I am Marianne. I saved you from… from what? From all you felt at the daily table of the morning world, in the ticking kitchen, from the tide of loss, of fear, of missing the knowing that you knew, had known the meeting in your own life, in the learning place. Our meeting, fleeting, there…

So we met. And all that came to pass. Until I salved another from the very final bed.

Still, life.

I have come through. And you, and she and all born after, with your blessed name.

In this one place, our storied time among the trees, silent in the light that reaches now and now again from all the distant halls, and calls…

Oh, we were…

Come through.


Gareth Evans is a writer, editor and Film Curator at Whitechapel Gallery, London. He produced Grant Gee’s acclaimed essay film Patience (After Sebald), curates the PLACE festival at Aldeburgh Music, Suffolk and edits the journal Artesian.

Silent Light – Jason Wood

Still image from Silent Light

With the likes of Alfonso Cuarón and Alejandro González Iñárritu amongst his admirers, Carlos Reygadas has emerged in recent years as the Mexican filmmaker’s filmmaker. Moreover, with his previous two features – Japón (2002) and Battle in Heaven (2005)he proved himself amongst the most distinctive voices in contemporary world cinema. An uncompromising vision of human folly, Reygadas’s Battle in Heaven, for all its virtues and its gritty use of Mexico City locations, drew criticism for its provocative tone and the director confessed to wanting a calmer pitch for his next project.

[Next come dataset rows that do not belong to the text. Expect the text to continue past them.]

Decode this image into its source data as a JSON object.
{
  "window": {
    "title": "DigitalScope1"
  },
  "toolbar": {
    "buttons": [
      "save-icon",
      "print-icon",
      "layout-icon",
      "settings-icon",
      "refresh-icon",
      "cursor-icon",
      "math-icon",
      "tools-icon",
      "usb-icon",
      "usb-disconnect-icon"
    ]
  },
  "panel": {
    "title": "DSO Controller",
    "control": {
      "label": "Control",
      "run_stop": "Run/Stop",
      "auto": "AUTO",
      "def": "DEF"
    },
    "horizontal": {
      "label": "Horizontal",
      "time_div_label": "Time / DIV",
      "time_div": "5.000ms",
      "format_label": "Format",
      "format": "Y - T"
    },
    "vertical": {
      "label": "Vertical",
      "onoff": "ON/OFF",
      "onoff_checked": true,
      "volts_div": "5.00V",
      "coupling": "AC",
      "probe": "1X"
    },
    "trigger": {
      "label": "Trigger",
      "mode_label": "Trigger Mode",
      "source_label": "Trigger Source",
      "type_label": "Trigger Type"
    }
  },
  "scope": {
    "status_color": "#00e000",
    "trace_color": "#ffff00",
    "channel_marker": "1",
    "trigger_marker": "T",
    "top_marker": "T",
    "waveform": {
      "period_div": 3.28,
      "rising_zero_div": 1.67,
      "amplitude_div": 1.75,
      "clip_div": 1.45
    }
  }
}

Screened to rapturous acclaim in Cannes, where Reygadas won a much deserved Jury Prize, Silent Light remains to my eyes the Mexican’s most assured, visually accomplished and least contentious feature yet.

Set amidst a Mennonite community in Chihuahua, northern Mexico, the minimalist narrative focuses on the plight of Johan (Cornelio Wall Fehr), a respected husband and father who breaks the rules of his society by embarking on an affair with another woman (María Pankratz). Johan has been honest with his wife (Miriam Toews) about his adultery, but this does little to reconcile the conflicts raging within him. Inspired by primal, Neo-Biblical imagery and the work of Dreyer (whose Ordet is directly referenced though some may say ‘lifted’) Silent Light is a moving mediation on love and betrayal. Shot almost entirely in the Mennonite’s traditional Plautdietsch language and shorn of sexual explicitness, Reygadas again uses non-actors to superlative effect, casting for their Kuleshov-like expressiveness and teasing out performances of remarkable intensity.

Working for the first time with cinematographer Alexis Zabé (Duck Season) and using only natural light, the film is a visual and spiritual tour de force. The opening and closing six minute time-lapse photography sequence revealing a night sky as it slowly turns from dawn to daybreak is a breathtakingly executed cinematic moment. Quite frankly, one could never tire of viewing it. A profoundly spiritual work of both depth and complexity, Silent Light cast quite a shadow over the landscape of world cinema.


Jason Wood is director of programming at Curzon Cinemas.  He has contributed to many publications including The Guardian, Sight and Sound and The New Statesman and is author of the of 100 Independent American Films and 100 Road Movies.